Make no mistake about it: Sean Doolittle and the Oakland Athletics are enjoying these wins over the skidding Yankees.
Yoenis Cespedes homered twice, Josh Donaldson hit a tiebreaking shot in the seventh inning and Oakland overcame a four-run deficit to beat the Yankees 7-4 Wednesday night for its fifth straight victory.
The highest-scoring team in the majors this season, the A's will go for a three-game sweep Thursday afternoon. They are 12-3 against New York since July 19, 2012.
"I think there's the sense of the way we play that we have something to prove," said Doolittle, who earned his seventh save. "We've got a little bit of a chip on our shoulder, small-market team, and we don't get a ton of national publicity. And when we get a chance to play against the Yankees on a big stage in their ballpark, guys step up."

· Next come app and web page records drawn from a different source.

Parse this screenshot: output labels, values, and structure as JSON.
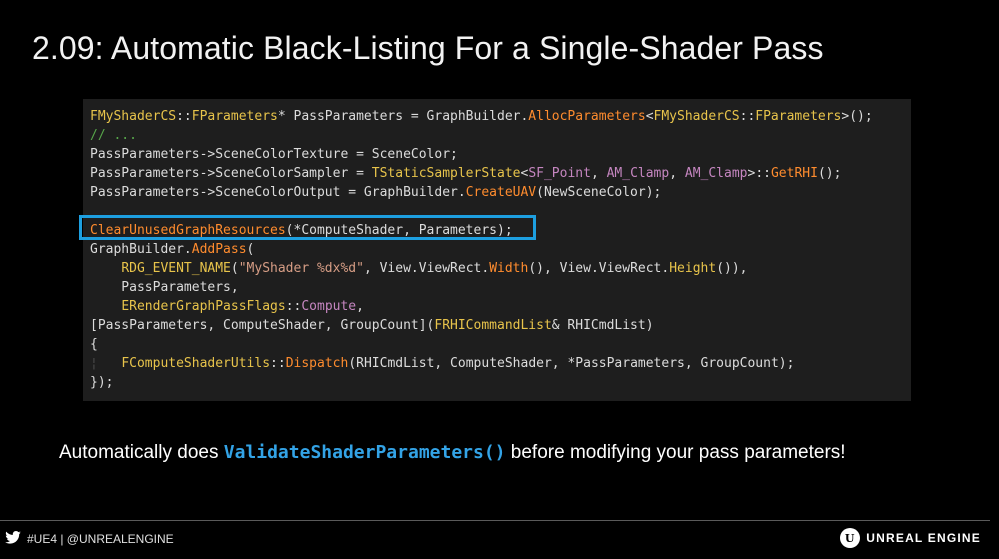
{
  "slide": {
    "title": "2.09: Automatic Black-Listing For a Single-Shader Pass"
  },
  "code": {
    "lines": [
      [
        {
          "t": "FMyShaderCS",
          "c": "type"
        },
        {
          "t": "::",
          "c": "plain"
        },
        {
          "t": "FParameters",
          "c": "type"
        },
        {
          "t": "* PassParameters = GraphBuilder.",
          "c": "plain"
        },
        {
          "t": "AllocParameters",
          "c": "func"
        },
        {
          "t": "<",
          "c": "plain"
        },
        {
          "t": "FMyShaderCS",
          "c": "type"
        },
        {
          "t": "::",
          "c": "plain"
        },
        {
          "t": "FParameters",
          "c": "type"
        },
        {
          "t": ">();",
          "c": "plain"
        }
      ],
      [
        {
          "t": "// ...",
          "c": "comment"
        }
      ],
      [
        {
          "t": "PassParameters->SceneColorTexture = SceneColor;",
          "c": "plain"
        }
      ],
      [
        {
          "t": "PassParameters->SceneColorSampler = ",
          "c": "plain"
        },
        {
          "t": "TStaticSamplerState",
          "c": "type"
        },
        {
          "t": "<",
          "c": "plain"
        },
        {
          "t": "SF_Point",
          "c": "tmpl"
        },
        {
          "t": ", ",
          "c": "plain"
        },
        {
          "t": "AM_Clamp",
          "c": "tmpl"
        },
        {
          "t": ", ",
          "c": "plain"
        },
        {
          "t": "AM_Clamp",
          "c": "tmpl"
        },
        {
          "t": ">::",
          "c": "plain"
        },
        {
          "t": "GetRHI",
          "c": "func"
        },
        {
          "t": "();",
          "c": "plain"
        }
      ],
      [
        {
          "t": "PassParameters->SceneColorOutput = GraphBuilder.",
          "c": "plain"
        },
        {
          "t": "CreateUAV",
          "c": "func"
        },
        {
          "t": "(NewSceneColor);",
          "c": "plain"
        }
      ],
      [],
      [
        {
          "t": "ClearUnusedGraphResources",
          "c": "func"
        },
        {
          "t": "(*ComputeShader, Parameters);",
          "c": "plain"
        }
      ],
      [
        {
          "t": "GraphBuilder.",
          "c": "plain"
        },
        {
          "t": "AddPass",
          "c": "func"
        },
        {
          "t": "(",
          "c": "plain"
        }
      ],
      [
        {
          "t": "    ",
          "c": "plain"
        },
        {
          "t": "RDG_EVENT_NAME",
          "c": "macro"
        },
        {
          "t": "(",
          "c": "plain"
        },
        {
          "t": "\"MyShader %dx%d\"",
          "c": "str"
        },
        {
          "t": ", View.ViewRect.",
          "c": "plain"
        },
        {
          "t": "Width",
          "c": "func"
        },
        {
          "t": "(), View.ViewRect.",
          "c": "plain"
        },
        {
          "t": "Height",
          "c": "macro"
        },
        {
          "t": "()),",
          "c": "plain"
        }
      ],
      [
        {
          "t": "    PassParameters,",
          "c": "plain"
        }
      ],
      [
        {
          "t": "    ",
          "c": "plain"
        },
        {
          "t": "ERenderGraphPassFlags",
          "c": "type"
        },
        {
          "t": "::",
          "c": "plain"
        },
        {
          "t": "Compute",
          "c": "tmpl"
        },
        {
          "t": ",",
          "c": "plain"
        }
      ],
      [
        {
          "t": "[PassParameters, ComputeShader, GroupCount](",
          "c": "plain"
        },
        {
          "t": "FRHICommandList",
          "c": "type"
        },
        {
          "t": "& RHICmdList)",
          "c": "plain"
        }
      ],
      [
        {
          "t": "{",
          "c": "plain"
        }
      ],
      [
        {
          "t": "¦   ",
          "c": "guide"
        },
        {
          "t": "FComputeShaderUtils",
          "c": "type"
        },
        {
          "t": "::",
          "c": "plain"
        },
        {
          "t": "Dispatch",
          "c": "func"
        },
        {
          "t": "(RHICmdList, ComputeShader, *PassParameters, GroupCount);",
          "c": "plain"
        }
      ],
      [
        {
          "t": "});",
          "c": "plain"
        }
      ]
    ]
  },
  "caption": {
    "prefix": "Automatically does ",
    "code": "ValidateShaderParameters()",
    "suffix": " before modifying your pass parameters!"
  },
  "footer": {
    "left_icon": "twitter-bird-icon",
    "left_text": "#UE4 | @UNREALENGINE",
    "right_logo": "unreal-engine-logo-icon",
    "right_text": "UNREAL ENGINE"
  },
  "colors": {
    "background": "#000000",
    "code_panel": "#1e1e1e",
    "highlight_border": "#1d9fe0",
    "caption_code": "#33a3e6"
  }
}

Donaldson connected off Jose Ramirez, who was making his major league debut, and added a pair of infield singles. Cespedes also had three hits to help the A's move a season-best 15 games over .500 at 37-22, the best mark in the American League.
"We never give up," Cespedes said through a translator.
Jacoby Ellsbury had three hits, including an early three-run homer, but the Yankees matched a season worst with their fourth consecutive defeat. They've been outscored 21-0 from the seventh inning on during the slide.
Derek Jeter made a costly error and New York dropped to 1-5 on a seven-game homestand with its 12th loss in the last 16 at Yankee Stadium.
Jesse Chavez (5-3) hung around for six innings, long enough to get the win when his teammates rallied.
Dan Otero got Brian McCann on a weak grounder with runners at the corners to protect a one-run lead in the seventh. Otero also worked a scoreless eighth and Doolittle got three quick outs to extend his career-best shutout streak to 16 1-3 innings.
"Our bullpen down there is so deep and so well-rounded out that we really don't have a hole," Chavez said. "The guys come in and they attack, and I think that's why they're so good in those situations."
Cespedes started Oakland's comeback with a leadoff homer to center in the fourth. Jed Lowrie hit a deep sacrifice fly in the fifth, and Yankees starter Vidal Nuno was pulled one out shy of qualifying for a win. He left with a 4-2 lead after 92 pitches.
Cespedes hit another leadoff shot in the sixth, this one off Matt Daley barely clearing the short porch in right. Derek Norris reached on Jeter's throwing error from shortstop and scored the tying run on Alberto Callaspo's long sacrifice fly.
"We had our chances to add on and we weren't able to do it," Yankees manager Joe Girardi said. "The guys are doing everything they can, but right now we just aren't getting it done."
Just called up from the minors, Ramirez (0-1) entered in the seventh. He retired his first batter but then gave up Donaldson's 16th homer on his fifth major league pitch. The drive to left field gave the A's a 5-4 advantage.
"I was a little nervous," Ramirez said through a translator. "I wasn't really thinking about pitching tonight but I knew the chance would be there because of our bullpen situation."
Oakland has gone deep in 12 consecutive games, hitting 22 homers during that span.
"Anytime you fall behind 4-0, you don't really expect to win these games even though you might think it," Otero said. "Our offense, it's only a matter of time sometimes before they break out, and they showed it tonight again."
The AL West leaders added two insurance runs in the ninth on a hit batter and a sacrifice fly against Wade LeBlanc in his Yankees debut.
Craig Gentry made a sensational catch in left-center to rob Gardner of at least a double in the first.
Moments earlier, Donaldson hit a trickler toward third that stopped rolling right on the line just inches from the bag. The slugger clapped his hands emphatically at first base, drawing chuckles from teammates in the dugout.
"That ball didn't even get to third base," he said. "It's just one of those things where you really appreciate a hit like that."